Required action — When a line in the records contains the string "this", copy that line.

Given information —
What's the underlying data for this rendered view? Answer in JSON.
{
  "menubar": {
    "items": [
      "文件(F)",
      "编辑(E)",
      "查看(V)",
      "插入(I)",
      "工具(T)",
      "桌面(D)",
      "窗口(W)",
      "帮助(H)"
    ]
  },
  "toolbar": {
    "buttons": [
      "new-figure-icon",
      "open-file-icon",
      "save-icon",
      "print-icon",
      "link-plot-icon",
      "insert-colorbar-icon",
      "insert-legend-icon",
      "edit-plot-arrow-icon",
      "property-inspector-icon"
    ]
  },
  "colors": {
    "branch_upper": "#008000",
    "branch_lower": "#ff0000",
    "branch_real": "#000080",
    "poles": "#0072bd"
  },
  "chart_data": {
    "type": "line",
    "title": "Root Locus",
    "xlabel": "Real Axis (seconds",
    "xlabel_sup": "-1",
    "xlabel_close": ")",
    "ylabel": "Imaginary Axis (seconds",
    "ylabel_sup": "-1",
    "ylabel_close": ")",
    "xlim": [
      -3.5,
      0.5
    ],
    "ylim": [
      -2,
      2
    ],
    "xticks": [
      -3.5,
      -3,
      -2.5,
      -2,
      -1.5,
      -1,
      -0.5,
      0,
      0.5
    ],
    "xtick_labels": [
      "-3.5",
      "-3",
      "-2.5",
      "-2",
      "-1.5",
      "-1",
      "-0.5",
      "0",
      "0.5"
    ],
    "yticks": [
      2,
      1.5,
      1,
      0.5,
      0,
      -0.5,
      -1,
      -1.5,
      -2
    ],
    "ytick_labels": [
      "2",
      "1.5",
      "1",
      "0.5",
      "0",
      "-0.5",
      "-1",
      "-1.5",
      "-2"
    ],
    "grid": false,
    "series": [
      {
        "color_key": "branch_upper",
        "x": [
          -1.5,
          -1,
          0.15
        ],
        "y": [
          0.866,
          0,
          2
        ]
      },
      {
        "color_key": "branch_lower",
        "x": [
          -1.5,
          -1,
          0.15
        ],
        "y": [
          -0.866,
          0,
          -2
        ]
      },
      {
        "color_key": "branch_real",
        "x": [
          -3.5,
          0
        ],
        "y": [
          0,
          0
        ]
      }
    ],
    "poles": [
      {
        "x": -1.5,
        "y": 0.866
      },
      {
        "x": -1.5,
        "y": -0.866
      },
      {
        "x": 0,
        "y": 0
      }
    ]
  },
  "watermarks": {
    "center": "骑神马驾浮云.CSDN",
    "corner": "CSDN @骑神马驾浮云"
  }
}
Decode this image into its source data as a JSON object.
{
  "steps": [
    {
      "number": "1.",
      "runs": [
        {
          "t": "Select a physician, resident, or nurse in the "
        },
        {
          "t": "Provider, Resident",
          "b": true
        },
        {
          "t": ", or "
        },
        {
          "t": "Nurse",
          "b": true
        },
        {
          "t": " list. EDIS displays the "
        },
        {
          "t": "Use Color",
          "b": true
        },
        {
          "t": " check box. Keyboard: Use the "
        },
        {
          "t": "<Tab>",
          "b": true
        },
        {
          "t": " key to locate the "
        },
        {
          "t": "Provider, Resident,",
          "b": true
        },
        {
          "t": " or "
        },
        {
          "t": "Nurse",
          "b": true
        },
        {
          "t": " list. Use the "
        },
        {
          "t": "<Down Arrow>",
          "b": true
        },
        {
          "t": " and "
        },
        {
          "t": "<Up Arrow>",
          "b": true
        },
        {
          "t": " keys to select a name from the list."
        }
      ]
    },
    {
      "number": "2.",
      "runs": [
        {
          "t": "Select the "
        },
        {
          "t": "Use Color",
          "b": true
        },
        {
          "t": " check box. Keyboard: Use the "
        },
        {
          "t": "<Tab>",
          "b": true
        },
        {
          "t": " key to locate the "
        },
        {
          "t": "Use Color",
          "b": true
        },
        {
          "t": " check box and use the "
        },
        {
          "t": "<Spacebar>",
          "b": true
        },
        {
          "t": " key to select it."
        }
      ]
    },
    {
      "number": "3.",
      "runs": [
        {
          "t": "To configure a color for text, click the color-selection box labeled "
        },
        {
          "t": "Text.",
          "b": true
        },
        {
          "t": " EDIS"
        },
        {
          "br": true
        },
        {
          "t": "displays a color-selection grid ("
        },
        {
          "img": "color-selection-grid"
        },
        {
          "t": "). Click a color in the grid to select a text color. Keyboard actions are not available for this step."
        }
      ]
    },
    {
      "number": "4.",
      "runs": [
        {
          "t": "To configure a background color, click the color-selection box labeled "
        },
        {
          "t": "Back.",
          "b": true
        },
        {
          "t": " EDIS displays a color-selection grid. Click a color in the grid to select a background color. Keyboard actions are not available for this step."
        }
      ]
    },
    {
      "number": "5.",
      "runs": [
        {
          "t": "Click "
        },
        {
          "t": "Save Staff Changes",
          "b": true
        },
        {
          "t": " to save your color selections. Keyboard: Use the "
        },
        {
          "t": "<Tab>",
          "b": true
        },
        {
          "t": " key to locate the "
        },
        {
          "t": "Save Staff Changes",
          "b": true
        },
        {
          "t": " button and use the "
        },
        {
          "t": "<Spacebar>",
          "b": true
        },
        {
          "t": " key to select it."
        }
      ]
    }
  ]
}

Response area —
What's the underlying data for this rendered view? Answer in JSON.
Decode this image into its source data as a JSON object.
          "t": "). Click a color in the grid to select a text color. Keyboard actions are not available for this step."
          "t": " EDIS displays a color-selection grid. Click a color in the grid to select a background color. Keyboard actions are not available for this step."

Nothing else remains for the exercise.